» **Exercise description**:
Repeat the whole listing, keeping every word and every line intact.

*** Opening of Input data ***

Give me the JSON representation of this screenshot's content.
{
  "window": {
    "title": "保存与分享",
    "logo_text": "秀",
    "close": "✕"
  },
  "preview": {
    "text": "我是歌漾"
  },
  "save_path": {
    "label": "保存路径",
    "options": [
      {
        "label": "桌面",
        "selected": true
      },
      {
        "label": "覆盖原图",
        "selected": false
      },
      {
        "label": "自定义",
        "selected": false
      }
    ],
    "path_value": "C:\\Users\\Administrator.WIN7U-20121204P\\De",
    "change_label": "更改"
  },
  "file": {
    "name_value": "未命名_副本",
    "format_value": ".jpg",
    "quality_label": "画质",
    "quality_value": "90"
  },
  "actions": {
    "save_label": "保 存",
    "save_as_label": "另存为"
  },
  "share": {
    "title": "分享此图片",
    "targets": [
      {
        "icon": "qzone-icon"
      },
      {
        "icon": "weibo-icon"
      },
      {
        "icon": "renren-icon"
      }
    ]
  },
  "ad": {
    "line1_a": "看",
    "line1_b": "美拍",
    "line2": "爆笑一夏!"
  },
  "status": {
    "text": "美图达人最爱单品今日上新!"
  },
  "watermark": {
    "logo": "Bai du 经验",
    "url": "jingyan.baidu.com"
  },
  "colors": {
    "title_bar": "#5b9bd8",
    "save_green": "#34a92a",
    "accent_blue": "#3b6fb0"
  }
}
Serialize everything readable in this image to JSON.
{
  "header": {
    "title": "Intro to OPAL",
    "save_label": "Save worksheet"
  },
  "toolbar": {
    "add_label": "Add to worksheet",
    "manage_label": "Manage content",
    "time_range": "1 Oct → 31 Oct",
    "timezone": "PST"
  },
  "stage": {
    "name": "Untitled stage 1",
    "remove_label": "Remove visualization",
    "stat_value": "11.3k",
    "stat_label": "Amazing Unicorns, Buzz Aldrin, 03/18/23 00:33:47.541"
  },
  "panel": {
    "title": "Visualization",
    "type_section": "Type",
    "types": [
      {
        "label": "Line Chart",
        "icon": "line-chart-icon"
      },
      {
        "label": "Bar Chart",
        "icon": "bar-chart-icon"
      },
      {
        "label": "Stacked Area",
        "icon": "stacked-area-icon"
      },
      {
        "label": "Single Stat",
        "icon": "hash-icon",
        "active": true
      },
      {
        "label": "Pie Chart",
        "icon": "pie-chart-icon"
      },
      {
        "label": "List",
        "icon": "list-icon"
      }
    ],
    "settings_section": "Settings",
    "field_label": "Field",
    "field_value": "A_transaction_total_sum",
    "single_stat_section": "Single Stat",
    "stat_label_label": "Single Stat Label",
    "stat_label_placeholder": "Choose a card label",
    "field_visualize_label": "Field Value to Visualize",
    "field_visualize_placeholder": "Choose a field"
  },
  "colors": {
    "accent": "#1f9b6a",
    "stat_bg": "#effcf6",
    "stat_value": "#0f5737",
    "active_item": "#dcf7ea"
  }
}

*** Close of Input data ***

» **Completed task**:
Give me the JSON representation of this screenshot's content.
{
  "window": {
    "title": "保存与分享",
    "logo_text": "秀",
    "close": "✕"
  },
  "preview": {
    "text": "我是歌漾"
  },
  "save_path": {
    "label": "保存路径",
    "options": [
      {
        "label": "桌面",
        "selected": true
      },
      {
        "label": "覆盖原图",
        "selected": false
      },
      {
        "label": "自定义",
        "selected": false
      }
    ],
    "path_value": "C:\\Users\\Administrator.WIN7U-20121204P\\De",
    "change_label": "更改"
  },
  "file": {
    "name_value": "未命名_副本",
    "format_value": ".jpg",
    "quality_label": "画质",
    "quality_value": "90"
  },
  "actions": {
    "save_label": "保 存",
    "save_as_label": "另存为"
  },
  "share": {
    "title": "分享此图片",
    "targets": [
      {
        "icon": "qzone-icon"
      },
      {
        "icon": "weibo-icon"
      },
      {
        "icon": "renren-icon"
      }
    ]
  },
  "ad": {
    "line1_a": "看",
    "line1_b": "美拍",
    "line2": "爆笑一夏!"
  },
  "status": {
    "text": "美图达人最爱单品今日上新!"
  },
  "watermark": {
    "logo": "Bai du 经验",
    "url": "jingyan.baidu.com"
  },
  "colors": {
    "title_bar": "#5b9bd8",
    "save_green": "#34a92a",
    "accent_blue": "#3b6fb0"
  }
}
Serialize everything readable in this image to JSON.
{
  "header": {
    "title": "Intro to OPAL",
    "save_label": "Save worksheet"
  },
  "toolbar": {
    "add_label": "Add to worksheet",
    "manage_label": "Manage content",
    "time_range": "1 Oct → 31 Oct",
    "timezone": "PST"
  },
  "stage": {
    "name": "Untitled stage 1",
    "remove_label": "Remove visualization",
    "stat_value": "11.3k",
    "stat_label": "Amazing Unicorns, Buzz Aldrin, 03/18/23 00:33:47.541"
  },
  "panel": {
    "title": "Visualization",
    "type_section": "Type",
    "types": [
      {
        "label": "Line Chart",
        "icon": "line-chart-icon"
      },
      {
        "label": "Bar Chart",
        "icon": "bar-chart-icon"
      },
      {
        "label": "Stacked Area",
        "icon": "stacked-area-icon"
      },
      {
        "label": "Single Stat",
        "icon": "hash-icon",
        "active": true
      },
      {
        "label": "Pie Chart",
        "icon": "pie-chart-icon"
      },
      {
        "label": "List",
        "icon": "list-icon"
      }
    ],
    "settings_section": "Settings",
    "field_label": "Field",
    "field_value": "A_transaction_total_sum",
    "single_stat_section": "Single Stat",
    "stat_label_label": "Single Stat Label",
    "stat_label_placeholder": "Choose a card label",
    "field_visualize_label": "Field Value to Visualize",
    "field_visualize_placeholder": "Choose a field"
  },
  "colors": {
    "accent": "#1f9b6a",
    "stat_bg": "#effcf6",
    "stat_value": "#0f5737",
    "active_item": "#dcf7ea"
  }
}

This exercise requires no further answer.